Sunday, May 14, 2017
The Capsicum - 'Capsicum annum' - fam: Solanaceae
The Capsicum is a member of the Nightshade family Solanaceae, and, having originated in the Americas, is now commonly grown throughout the world. The varieties are: C. annuum (incl. bell pepper, paprika, pimento, jalapeño, cascabel), C. frutescens (incl. cayenne, African birdseye), C. chinense (incl. habanero, scotch bonnet, Naga Jolokia), C. pendulum (incl. Piri piri), C. pubescens (incl. rocoto), and C. baccatum (incl. Ají), plus many, many more. 1
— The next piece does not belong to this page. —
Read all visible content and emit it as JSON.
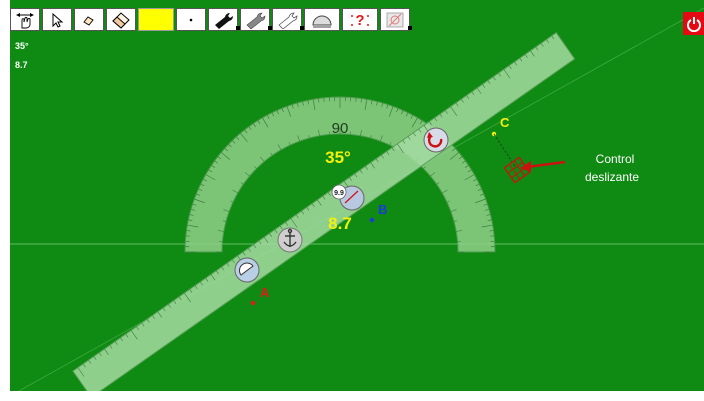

The fruit of Capsicum plants have a variety of names, depending on place, and type. The piquant (spicy) varieties are commonly called Chili Peppers, or simply 'Chillies'. The large, mild form is called Red Pepper, Green Pepper, (and others, like Yellow, Purple) or Bell Pepper in North America and United Kingdom, and typically 'capsicum' in New Zealand, Australia, Singapore and India. The fruit is called Paprika in some other countries (although Paprika can also refer to the powdered spice made from various capsicum fruit). 2
The fruit of most species of Capsicum contains capsaicin. Capsaicin is a chemical that can produce a strong burning sensation in the mouth (and, if not properly digested, the anus) of the unaccustomed eater. Most mammals find this unpleasant; however, birds are unaffected. The plants developed the secretion of capsaicin to protect the fruit from being eaten by mammals. At the same time, the bright colors attract birds, which will spread the seeds.
The amount of capsaicin in peppers is highly variable and dependent on genetics. This means that almost all types of peppers have varied amounts of heat felt by those consuming them. The only pepper without capsaicin is the Bell Pepper. Chili peppers are of great importance in Native American medicine. Capsaicin is also used in modern Western medicine to stimulate blood circulation or to, ironically, relieve pain. 2
REFERENCES: Wikipedia 1 Wikipedia 2